Count up the lines of the data below that contain the string "isimli", then give only the total.

(DATA UNDER STUDY begins)

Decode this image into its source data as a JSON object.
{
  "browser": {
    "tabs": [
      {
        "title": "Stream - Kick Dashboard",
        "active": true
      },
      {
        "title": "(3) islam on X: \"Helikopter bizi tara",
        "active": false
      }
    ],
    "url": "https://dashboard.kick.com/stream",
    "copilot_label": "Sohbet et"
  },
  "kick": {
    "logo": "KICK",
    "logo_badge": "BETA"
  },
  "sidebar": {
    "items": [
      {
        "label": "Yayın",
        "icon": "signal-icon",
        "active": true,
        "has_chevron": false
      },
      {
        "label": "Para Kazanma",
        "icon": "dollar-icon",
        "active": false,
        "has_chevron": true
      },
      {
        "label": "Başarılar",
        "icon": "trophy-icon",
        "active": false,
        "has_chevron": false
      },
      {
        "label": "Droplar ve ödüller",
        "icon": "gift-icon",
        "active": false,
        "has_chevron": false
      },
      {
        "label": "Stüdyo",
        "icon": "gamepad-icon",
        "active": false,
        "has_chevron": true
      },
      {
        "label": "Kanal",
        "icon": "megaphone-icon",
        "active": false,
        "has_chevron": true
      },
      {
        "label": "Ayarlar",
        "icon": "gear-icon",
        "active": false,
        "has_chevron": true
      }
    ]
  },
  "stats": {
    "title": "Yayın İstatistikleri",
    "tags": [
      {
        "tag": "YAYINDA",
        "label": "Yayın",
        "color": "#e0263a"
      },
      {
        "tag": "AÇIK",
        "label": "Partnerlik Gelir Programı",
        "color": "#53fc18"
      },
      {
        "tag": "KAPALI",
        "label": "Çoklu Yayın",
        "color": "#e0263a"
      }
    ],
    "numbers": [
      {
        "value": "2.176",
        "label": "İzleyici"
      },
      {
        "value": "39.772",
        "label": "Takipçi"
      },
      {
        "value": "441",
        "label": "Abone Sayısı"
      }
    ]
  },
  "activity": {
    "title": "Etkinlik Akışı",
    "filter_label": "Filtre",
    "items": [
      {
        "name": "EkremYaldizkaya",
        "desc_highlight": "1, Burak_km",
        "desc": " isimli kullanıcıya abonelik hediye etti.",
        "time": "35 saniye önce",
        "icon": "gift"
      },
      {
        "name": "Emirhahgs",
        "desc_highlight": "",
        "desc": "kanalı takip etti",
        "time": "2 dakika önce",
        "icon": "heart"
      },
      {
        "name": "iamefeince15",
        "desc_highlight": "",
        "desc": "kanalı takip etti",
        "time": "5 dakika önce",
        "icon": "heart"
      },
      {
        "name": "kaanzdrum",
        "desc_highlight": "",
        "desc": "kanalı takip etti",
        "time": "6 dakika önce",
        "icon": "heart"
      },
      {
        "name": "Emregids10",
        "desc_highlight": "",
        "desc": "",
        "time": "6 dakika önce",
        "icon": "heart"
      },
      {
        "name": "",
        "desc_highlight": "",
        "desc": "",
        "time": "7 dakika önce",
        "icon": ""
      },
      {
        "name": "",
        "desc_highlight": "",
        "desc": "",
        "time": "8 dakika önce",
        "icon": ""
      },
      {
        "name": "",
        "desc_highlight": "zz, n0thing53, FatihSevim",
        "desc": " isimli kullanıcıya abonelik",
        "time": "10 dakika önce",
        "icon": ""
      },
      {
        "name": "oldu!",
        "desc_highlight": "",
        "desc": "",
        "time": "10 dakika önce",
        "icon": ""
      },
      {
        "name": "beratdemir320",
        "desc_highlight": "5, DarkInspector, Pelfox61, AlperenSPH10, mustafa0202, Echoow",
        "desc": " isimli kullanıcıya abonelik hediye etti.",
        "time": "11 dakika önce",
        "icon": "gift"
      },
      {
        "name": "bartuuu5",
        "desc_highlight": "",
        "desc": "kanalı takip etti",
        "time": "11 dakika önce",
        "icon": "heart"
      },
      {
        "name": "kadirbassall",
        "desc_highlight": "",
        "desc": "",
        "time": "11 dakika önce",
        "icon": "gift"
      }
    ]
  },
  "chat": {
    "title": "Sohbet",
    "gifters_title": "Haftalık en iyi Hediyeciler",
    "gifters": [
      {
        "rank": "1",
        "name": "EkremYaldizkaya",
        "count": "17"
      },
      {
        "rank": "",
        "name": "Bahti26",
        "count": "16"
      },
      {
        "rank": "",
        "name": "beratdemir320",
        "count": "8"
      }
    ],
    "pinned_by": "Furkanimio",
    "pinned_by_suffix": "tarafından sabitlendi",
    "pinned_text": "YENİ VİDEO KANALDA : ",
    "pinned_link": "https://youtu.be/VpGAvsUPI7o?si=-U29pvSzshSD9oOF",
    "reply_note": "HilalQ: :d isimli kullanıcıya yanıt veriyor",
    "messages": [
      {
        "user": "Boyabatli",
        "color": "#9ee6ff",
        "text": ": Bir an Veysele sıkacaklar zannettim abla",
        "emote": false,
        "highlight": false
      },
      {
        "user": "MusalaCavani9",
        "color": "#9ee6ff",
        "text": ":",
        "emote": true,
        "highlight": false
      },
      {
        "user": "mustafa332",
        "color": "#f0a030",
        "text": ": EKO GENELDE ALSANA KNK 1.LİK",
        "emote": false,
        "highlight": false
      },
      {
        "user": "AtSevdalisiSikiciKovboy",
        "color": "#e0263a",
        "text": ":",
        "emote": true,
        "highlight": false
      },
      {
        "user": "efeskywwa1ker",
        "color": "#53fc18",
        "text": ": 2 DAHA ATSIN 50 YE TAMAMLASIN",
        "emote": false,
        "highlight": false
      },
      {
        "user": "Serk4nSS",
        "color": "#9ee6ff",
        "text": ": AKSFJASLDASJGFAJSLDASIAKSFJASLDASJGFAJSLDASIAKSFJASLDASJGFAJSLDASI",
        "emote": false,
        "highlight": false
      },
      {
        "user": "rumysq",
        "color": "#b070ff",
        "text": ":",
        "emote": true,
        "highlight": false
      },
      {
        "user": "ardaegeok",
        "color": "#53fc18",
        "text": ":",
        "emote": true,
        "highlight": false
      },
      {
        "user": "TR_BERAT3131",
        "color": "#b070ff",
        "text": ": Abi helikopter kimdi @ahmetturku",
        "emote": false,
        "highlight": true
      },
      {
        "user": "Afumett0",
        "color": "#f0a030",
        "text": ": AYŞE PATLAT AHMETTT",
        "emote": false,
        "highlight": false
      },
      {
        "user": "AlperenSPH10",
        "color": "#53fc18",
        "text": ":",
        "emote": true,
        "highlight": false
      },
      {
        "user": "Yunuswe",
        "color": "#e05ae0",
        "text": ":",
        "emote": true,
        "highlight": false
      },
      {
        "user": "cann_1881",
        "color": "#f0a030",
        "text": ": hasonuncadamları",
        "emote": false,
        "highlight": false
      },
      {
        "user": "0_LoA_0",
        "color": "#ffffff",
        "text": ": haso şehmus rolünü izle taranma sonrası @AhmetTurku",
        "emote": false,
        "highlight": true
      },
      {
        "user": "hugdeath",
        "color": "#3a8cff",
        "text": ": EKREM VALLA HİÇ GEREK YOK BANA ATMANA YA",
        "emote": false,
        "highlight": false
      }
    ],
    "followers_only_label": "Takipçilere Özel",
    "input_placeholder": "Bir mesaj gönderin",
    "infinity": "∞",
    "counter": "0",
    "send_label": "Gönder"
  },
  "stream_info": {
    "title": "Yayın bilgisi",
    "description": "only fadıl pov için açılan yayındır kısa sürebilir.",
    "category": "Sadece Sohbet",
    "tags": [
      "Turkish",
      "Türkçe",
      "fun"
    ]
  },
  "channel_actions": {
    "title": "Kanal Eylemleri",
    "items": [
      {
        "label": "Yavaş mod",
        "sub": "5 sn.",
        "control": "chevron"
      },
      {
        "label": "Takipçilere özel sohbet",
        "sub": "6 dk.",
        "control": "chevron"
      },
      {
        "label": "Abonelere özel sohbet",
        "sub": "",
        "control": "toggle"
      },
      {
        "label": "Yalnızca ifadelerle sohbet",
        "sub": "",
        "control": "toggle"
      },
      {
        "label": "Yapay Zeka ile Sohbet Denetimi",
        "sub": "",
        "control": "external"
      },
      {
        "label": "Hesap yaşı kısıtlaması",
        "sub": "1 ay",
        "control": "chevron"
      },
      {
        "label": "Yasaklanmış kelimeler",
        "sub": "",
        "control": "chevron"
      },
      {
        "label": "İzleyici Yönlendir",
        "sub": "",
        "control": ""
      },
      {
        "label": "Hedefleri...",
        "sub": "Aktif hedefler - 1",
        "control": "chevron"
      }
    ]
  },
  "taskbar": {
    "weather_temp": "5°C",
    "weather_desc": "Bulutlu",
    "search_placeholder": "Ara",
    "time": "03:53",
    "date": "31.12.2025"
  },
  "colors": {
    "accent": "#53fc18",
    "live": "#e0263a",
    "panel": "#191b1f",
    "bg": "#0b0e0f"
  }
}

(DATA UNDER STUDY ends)

**WRITTEN SOLUTION:** 4